What you need to do
The response must contain all of the entries, each one repeated exactly.
□ □ □ □ □ □ □
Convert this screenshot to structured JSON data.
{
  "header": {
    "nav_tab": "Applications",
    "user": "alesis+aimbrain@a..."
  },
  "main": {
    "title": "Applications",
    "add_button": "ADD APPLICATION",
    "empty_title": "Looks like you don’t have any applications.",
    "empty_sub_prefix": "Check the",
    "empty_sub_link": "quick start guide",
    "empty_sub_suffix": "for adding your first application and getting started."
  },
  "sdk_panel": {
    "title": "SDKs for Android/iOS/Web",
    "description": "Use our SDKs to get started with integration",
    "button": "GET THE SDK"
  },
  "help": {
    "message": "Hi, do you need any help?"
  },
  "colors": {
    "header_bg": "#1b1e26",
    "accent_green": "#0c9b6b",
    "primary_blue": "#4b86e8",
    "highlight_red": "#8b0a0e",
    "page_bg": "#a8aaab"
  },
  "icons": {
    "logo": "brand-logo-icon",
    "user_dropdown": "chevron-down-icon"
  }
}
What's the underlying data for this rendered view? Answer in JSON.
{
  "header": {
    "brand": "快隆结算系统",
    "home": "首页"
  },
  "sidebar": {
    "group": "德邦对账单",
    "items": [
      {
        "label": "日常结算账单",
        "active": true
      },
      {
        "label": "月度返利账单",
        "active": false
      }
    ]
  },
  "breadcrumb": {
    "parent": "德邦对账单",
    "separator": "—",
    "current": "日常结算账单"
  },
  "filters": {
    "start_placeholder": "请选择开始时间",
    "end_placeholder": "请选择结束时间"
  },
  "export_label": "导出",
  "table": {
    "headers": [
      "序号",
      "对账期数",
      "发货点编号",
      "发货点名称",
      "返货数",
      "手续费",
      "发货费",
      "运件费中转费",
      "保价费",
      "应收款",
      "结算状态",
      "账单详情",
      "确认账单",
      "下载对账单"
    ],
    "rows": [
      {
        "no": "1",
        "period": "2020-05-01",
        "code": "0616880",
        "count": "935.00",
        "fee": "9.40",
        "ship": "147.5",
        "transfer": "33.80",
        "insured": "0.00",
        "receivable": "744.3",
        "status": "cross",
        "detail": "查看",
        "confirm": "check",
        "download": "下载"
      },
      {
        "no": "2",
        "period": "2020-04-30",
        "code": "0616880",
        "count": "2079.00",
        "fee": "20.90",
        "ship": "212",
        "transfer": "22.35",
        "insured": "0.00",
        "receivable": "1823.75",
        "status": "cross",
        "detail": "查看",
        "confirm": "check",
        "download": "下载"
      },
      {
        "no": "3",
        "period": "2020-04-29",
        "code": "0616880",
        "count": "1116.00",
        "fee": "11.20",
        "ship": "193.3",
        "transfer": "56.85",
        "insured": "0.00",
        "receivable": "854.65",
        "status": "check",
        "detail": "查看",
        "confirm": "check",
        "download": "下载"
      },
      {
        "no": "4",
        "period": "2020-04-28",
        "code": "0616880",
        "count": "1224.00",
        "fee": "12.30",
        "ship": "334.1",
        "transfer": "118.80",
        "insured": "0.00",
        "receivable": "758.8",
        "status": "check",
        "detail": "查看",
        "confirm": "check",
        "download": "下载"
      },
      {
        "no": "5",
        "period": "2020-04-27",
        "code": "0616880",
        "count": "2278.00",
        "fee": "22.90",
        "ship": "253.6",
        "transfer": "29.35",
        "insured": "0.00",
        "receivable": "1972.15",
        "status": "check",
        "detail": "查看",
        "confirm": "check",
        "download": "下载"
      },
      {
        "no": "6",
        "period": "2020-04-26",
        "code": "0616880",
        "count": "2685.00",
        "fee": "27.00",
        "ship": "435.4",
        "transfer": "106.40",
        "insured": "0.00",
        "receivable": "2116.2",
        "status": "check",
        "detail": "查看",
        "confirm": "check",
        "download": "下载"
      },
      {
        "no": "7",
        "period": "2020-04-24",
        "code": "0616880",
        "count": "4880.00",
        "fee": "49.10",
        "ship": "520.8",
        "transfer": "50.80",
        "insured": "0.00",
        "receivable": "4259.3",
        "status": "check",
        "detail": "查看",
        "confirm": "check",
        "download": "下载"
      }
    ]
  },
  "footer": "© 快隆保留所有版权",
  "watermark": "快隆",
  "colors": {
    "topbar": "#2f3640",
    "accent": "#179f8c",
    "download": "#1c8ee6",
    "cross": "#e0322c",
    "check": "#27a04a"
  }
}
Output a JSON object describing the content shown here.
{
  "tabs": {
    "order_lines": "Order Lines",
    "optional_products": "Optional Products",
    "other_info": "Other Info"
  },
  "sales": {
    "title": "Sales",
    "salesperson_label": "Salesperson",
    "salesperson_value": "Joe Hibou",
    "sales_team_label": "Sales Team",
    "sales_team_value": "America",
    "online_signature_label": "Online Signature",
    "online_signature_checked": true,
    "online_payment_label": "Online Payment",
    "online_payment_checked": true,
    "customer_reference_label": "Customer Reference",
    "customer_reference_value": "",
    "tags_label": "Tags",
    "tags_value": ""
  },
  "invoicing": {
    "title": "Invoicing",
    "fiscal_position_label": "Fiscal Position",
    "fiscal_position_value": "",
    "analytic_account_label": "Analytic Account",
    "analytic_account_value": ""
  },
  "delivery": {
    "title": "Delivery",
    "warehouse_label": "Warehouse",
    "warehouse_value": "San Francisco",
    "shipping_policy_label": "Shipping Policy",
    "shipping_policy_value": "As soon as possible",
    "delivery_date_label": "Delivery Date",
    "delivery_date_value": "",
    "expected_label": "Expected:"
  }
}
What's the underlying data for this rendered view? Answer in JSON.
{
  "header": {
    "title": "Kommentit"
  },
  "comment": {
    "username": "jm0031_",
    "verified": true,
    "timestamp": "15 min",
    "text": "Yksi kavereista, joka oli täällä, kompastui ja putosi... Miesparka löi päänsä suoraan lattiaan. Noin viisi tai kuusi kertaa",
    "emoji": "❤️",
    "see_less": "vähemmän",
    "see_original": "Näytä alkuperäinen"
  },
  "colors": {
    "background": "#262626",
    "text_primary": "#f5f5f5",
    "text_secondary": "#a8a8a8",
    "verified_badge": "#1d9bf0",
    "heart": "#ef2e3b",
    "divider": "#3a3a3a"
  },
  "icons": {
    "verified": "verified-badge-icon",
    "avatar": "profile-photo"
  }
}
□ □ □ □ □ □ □
Task answer
Convert this screenshot to structured JSON data.
{
  "header": {
    "nav_tab": "Applications",
    "user": "alesis+aimbrain@a..."
  },
  "main": {
    "title": "Applications",
    "add_button": "ADD APPLICATION",
    "empty_title": "Looks like you don’t have any applications.",
    "empty_sub_prefix": "Check the",
    "empty_sub_link": "quick start guide",
    "empty_sub_suffix": "for adding your first application and getting started."
  },
  "sdk_panel": {
    "title": "SDKs for Android/iOS/Web",
    "description": "Use our SDKs to get started with integration",
    "button": "GET THE SDK"
  },
  "help": {
    "message": "Hi, do you need any help?"
  },
  "colors": {
    "header_bg": "#1b1e26",
    "accent_green": "#0c9b6b",
    "primary_blue": "#4b86e8",
    "highlight_red": "#8b0a0e",
    "page_bg": "#a8aaab"
  },
  "icons": {
    "logo": "brand-logo-icon",
    "user_dropdown": "chevron-down-icon"
  }
}
What's the underlying data for this rendered view? Answer in JSON.
{
  "header": {
    "brand": "快隆结算系统",
    "home": "首页"
  },
  "sidebar": {
    "group": "德邦对账单",
    "items": [
      {
        "label": "日常结算账单",
        "active": true
      },
      {
        "label": "月度返利账单",
        "active": false
      }
    ]
  },
  "breadcrumb": {
    "parent": "德邦对账单",
    "separator": "—",
    "current": "日常结算账单"
  },
  "filters": {
    "start_placeholder": "请选择开始时间",
    "end_placeholder": "请选择结束时间"
  },
  "export_label": "导出",
  "table": {
    "headers": [
      "序号",
      "对账期数",
      "发货点编号",
      "发货点名称",
      "返货数",
      "手续费",
      "发货费",
      "运件费中转费",
      "保价费",
      "应收款",
      "结算状态",
      "账单详情",
      "确认账单",
      "下载对账单"
    ],
    "rows": [
      {
        "no": "1",
        "period": "2020-05-01",
        "code": "0616880",
        "count": "935.00",
        "fee": "9.40",
        "ship": "147.5",
        "transfer": "33.80",
        "insured": "0.00",
        "receivable": "744.3",
        "status": "cross",
        "detail": "查看",
        "confirm": "check",
        "download": "下载"
      },
      {
        "no": "2",
        "period": "2020-04-30",
        "code": "0616880",
        "count": "2079.00",
        "fee": "20.90",
        "ship": "212",
        "transfer": "22.35",
        "insured": "0.00",
        "receivable": "1823.75",
        "status": "cross",
        "detail": "查看",
        "confirm": "check",
        "download": "下载"
      },
      {
        "no": "3",
        "period": "2020-04-29",
        "code": "0616880",
        "count": "1116.00",
        "fee": "11.20",
        "ship": "193.3",
        "transfer": "56.85",
        "insured": "0.00",
        "receivable": "854.65",
        "status": "check",
        "detail": "查看",
        "confirm": "check",
        "download": "下载"
      },
      {
        "no": "4",
        "period": "2020-04-28",
        "code": "0616880",
        "count": "1224.00",
        "fee": "12.30",
        "ship": "334.1",
        "transfer": "118.80",
        "insured": "0.00",
        "receivable": "758.8",
        "status": "check",
        "detail": "查看",
        "confirm": "check",
        "download": "下载"
      },
      {
        "no": "5",
        "period": "2020-04-27",
        "code": "0616880",
        "count": "2278.00",
        "fee": "22.90",
        "ship": "253.6",
        "transfer": "29.35",
        "insured": "0.00",
        "receivable": "1972.15",
        "status": "check",
        "detail": "查看",
        "confirm": "check",
        "download": "下载"
      },
      {
        "no": "6",
        "period": "2020-04-26",
        "code": "0616880",
        "count": "2685.00",
        "fee": "27.00",
        "ship": "435.4",
        "transfer": "106.40",
        "insured": "0.00",
        "receivable": "2116.2",
        "status": "check",
        "detail": "查看",
        "confirm": "check",
        "download": "下载"
      },
      {
        "no": "7",
        "period": "2020-04-24",
        "code": "0616880",
        "count": "4880.00",
        "fee": "49.10",
        "ship": "520.8",
        "transfer": "50.80",
        "insured": "0.00",
        "receivable": "4259.3",
        "status": "check",
        "detail": "查看",
        "confirm": "check",
        "download": "下载"
      }
    ]
  },
  "footer": "© 快隆保留所有版权",
  "watermark": "快隆",
  "colors": {
    "topbar": "#2f3640",
    "accent": "#179f8c",
    "download": "#1c8ee6",
    "cross": "#e0322c",
    "check": "#27a04a"
  }
}
Output a JSON object describing the content shown here.
{
  "tabs": {
    "order_lines": "Order Lines",
    "optional_products": "Optional Products",
    "other_info": "Other Info"
  },
  "sales": {
    "title": "Sales",
    "salesperson_label": "Salesperson",
    "salesperson_value": "Joe Hibou",
    "sales_team_label": "Sales Team",
    "sales_team_value": "America",
    "online_signature_label": "Online Signature",
    "online_signature_checked": true,
    "online_payment_label": "Online Payment",
    "online_payment_checked": true,
    "customer_reference_label": "Customer Reference",
    "customer_reference_value": "",
    "tags_label": "Tags",
    "tags_value": ""
  },
  "invoicing": {
    "title": "Invoicing",
    "fiscal_position_label": "Fiscal Position",
    "fiscal_position_value": "",
    "analytic_account_label": "Analytic Account",
    "analytic_account_value": ""
  },
  "delivery": {
    "title": "Delivery",
    "warehouse_label": "Warehouse",
    "warehouse_value": "San Francisco",
    "shipping_policy_label": "Shipping Policy",
    "shipping_policy_value": "As soon as possible",
    "delivery_date_label": "Delivery Date",
    "delivery_date_value": "",
    "expected_label": "Expected:"
  }
}
What's the underlying data for this rendered view? Answer in JSON.
{
  "header": {
    "title": "Kommentit"
  },
  "comment": {
    "username": "jm0031_",
    "verified": true,
    "timestamp": "15 min",
    "text": "Yksi kavereista, joka oli täällä, kompastui ja putosi... Miesparka löi päänsä suoraan lattiaan. Noin viisi tai kuusi kertaa",
    "emoji": "❤️",
    "see_less": "vähemmän",
    "see_original": "Näytä alkuperäinen"
  },
  "colors": {
    "background": "#262626",
    "text_primary": "#f5f5f5",
    "text_secondary": "#a8a8a8",
    "verified_badge": "#1d9bf0",
    "heart": "#ef2e3b",
    "divider": "#3a3a3a"
  },
  "icons": {
    "verified": "verified-badge-icon",
    "avatar": "profile-photo"
  }
}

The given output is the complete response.